Although it is a bit of a compromise to have to know, use, and differentiate another type Opt from Optional, one of the advantages of having Opt be the value portion of the eclair and having Optional be the interface/supertype portion of the eclair (and the support of boxing conversion between them) is that there is a relatively straightforward migration path between today's use of Optional and tomorrow's use of Opt. As Goetz puts it, "existing fields / arrays can migrate gradually to Opt, as they want the benefit of flattening; existing APIs can continue to truck in Optional." Goetz summarizes the migration benefit and cost of the Opt approach: "Users can migrate their fields gradually. The cost: the good name gets burned. But there is a compatible migration path from ref to value."

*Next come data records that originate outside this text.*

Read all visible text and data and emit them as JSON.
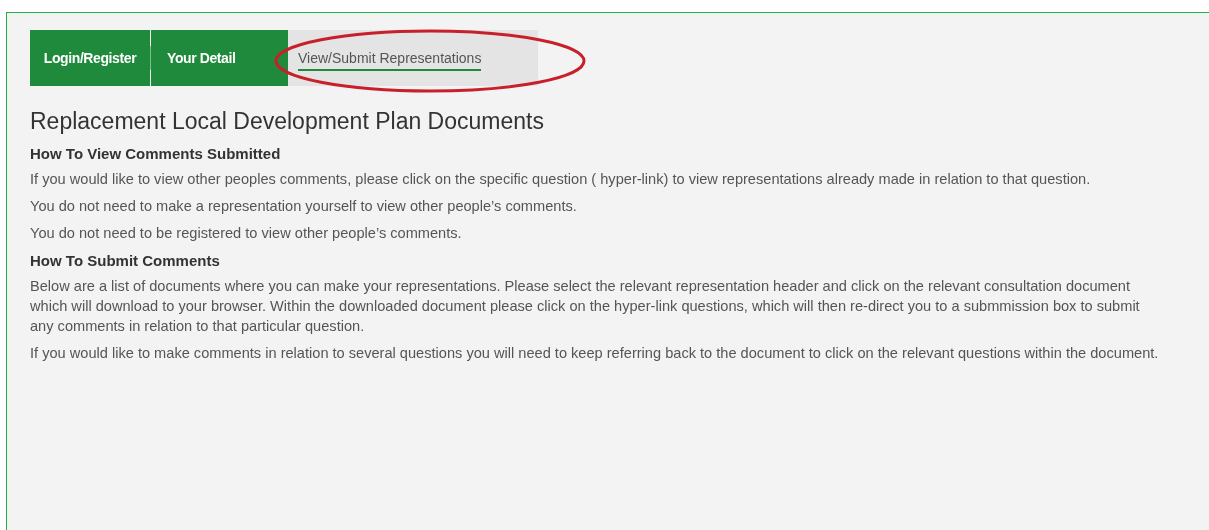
{
  "tabs": [
    {
      "label": "Login/Register",
      "selected": false
    },
    {
      "label": "Your Detail",
      "selected": false
    },
    {
      "label": "View/Submit Representations",
      "selected": true
    }
  ],
  "page_title": "Replacement Local Development Plan Documents",
  "sections": [
    {
      "heading": "How To View Comments Submitted",
      "paragraphs": [
        "If you would like to view other peoples comments, please click on the specific question ( hyper-link) to view representations already made in relation to that question.",
        "You do not need to make a representation yourself to view other people’s comments.",
        "You do not need to be registered to view other people’s comments."
      ]
    },
    {
      "heading": "How To Submit Comments",
      "paragraphs": [
        "Below are a list of documents where you can make your representations. Please select the relevant representation header and click on the relevant consultation document which will download to your browser. Within the downloaded document please click on the hyper-link questions, which will then re-direct you to a submmission box to submit any comments in relation to that particular question.",
        "If you would like to make comments in relation to several questions you will need to keep referring back to the document to click on the relevant questions within the document."
      ]
    }
  ]
}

It's a bit disappointing to need to use "Opt" instead of "Optional", but I think most Java developers could quickly become used to applying Opt when it's available and its advantages are identified. Today's powerful Java IDEs could also identify places where existing Optional usage can be changed to Opt and warn the developer when he or she tried to introduce an Optional reference class when an Opt value class could be used.

Eclairs are tasty, tempting treats and the proposed Valhalla "eclairs" have some tempting characteristics of their own.